On Friday I visited the Grittenham Barn Christmas Market at Tillington.

There were some great Christmas gifts there and I particularly enjoyed the Christmas cake that had been soaked in brandy for a week!

But there was also a serious point to my visit.

The Grittenham Barn has been helping to raise money for local charities and this year proceeds will be donated to a wonderful local charity.

The Sussex Snowdrop Trust looks after children with life threatening or terminal illnesses in their own home.

They employ a team of nurses, counsellors and support workers who cover a huge area of Sussex including Midhurst, Petworth, Arundel, Pulborough, Chichester and Bognor Regis.

And they do a remarkable job.  The death of a child is the most terrible thing imaginable.  So it's as much about supporting the family as it is about caring for the child.

Like all charities they need to raise money and they rely heavily on the support of the local community.

I'm a Patron of the St Barnabas Hospice - which manages the Chestnut Tree House Children's Hospice near Arundel - the only children's hospice in Sussex.

It costs over £2 million a year to run the Chestnut Tree Hospice and only a small proportion comes from the taxpayer - less than 10 per cent.

They are currently looking after 210 children and their families but for every child they're helping, there's another child somewhere in Sussex they're not reaching.

This is a problem nationwide and won't be solved overnight.   But the Government is committed to improving palliative care, for children and adults.

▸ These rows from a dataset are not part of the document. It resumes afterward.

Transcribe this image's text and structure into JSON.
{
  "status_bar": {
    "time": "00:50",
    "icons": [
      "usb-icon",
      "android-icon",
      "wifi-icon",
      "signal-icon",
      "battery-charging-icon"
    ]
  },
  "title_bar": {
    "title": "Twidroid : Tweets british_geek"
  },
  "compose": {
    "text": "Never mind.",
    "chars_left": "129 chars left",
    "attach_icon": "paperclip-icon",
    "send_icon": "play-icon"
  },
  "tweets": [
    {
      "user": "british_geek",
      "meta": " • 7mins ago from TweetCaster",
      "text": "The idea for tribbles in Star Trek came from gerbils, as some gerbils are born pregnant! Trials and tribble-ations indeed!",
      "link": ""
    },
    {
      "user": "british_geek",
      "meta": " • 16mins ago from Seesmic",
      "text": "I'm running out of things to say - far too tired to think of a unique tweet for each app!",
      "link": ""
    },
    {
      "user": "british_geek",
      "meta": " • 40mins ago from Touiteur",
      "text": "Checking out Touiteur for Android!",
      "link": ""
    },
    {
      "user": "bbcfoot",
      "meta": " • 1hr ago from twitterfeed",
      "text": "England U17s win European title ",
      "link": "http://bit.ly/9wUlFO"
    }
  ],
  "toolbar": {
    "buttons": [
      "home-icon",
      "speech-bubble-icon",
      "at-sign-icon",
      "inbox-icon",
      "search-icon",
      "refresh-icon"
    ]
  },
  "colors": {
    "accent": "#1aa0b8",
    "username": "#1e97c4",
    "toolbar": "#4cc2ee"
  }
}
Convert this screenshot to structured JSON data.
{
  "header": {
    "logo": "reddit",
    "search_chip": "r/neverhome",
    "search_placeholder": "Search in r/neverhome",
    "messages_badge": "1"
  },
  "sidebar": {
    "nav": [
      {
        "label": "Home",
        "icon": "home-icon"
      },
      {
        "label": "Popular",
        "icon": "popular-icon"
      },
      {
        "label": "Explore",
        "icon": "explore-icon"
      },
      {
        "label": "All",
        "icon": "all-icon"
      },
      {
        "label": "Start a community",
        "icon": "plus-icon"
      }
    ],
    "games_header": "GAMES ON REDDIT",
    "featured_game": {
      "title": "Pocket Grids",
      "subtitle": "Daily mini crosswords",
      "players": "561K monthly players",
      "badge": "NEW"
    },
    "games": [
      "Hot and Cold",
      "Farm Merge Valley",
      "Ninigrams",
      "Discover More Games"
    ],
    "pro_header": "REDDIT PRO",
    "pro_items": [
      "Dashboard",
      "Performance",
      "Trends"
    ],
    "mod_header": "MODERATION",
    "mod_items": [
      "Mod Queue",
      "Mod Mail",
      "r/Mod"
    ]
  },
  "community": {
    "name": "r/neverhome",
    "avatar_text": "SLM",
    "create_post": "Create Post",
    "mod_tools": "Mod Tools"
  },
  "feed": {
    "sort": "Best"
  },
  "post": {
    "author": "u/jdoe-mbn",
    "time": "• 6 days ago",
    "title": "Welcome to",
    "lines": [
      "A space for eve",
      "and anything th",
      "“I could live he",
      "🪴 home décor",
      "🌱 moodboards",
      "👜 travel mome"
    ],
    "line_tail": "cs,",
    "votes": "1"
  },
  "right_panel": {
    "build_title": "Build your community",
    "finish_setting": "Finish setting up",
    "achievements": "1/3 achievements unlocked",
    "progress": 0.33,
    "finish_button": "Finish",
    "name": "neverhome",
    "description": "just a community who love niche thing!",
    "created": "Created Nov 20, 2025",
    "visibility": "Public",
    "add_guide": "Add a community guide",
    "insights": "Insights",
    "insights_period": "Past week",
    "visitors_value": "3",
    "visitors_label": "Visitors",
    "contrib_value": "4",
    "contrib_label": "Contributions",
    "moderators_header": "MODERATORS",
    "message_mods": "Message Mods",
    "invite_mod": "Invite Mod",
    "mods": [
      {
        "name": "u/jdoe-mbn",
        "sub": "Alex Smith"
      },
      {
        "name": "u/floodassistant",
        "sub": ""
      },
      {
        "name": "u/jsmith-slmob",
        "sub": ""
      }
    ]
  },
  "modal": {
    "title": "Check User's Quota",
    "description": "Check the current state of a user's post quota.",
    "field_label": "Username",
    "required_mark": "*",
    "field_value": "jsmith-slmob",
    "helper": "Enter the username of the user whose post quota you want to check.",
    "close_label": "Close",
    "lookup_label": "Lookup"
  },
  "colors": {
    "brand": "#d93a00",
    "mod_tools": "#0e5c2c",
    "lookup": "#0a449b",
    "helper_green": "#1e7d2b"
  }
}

£30 million is available this year to support local projects that improve services for children.  And £40 million is being spent on improving the environments where hospices provide care to patients, families and carers.

But we also have to think about the long-term and a major review has been launched to look at how we fund palliative care in the future.

The care which people receive when they have a terminal illness affects the quality of the precious months of life left to them.  That is never more important than for children whose future has been cruelly stolen from them and for their parents.  So all power to the charities like Snowdrop and St Barnabas for what they do.

Christopher N Howarth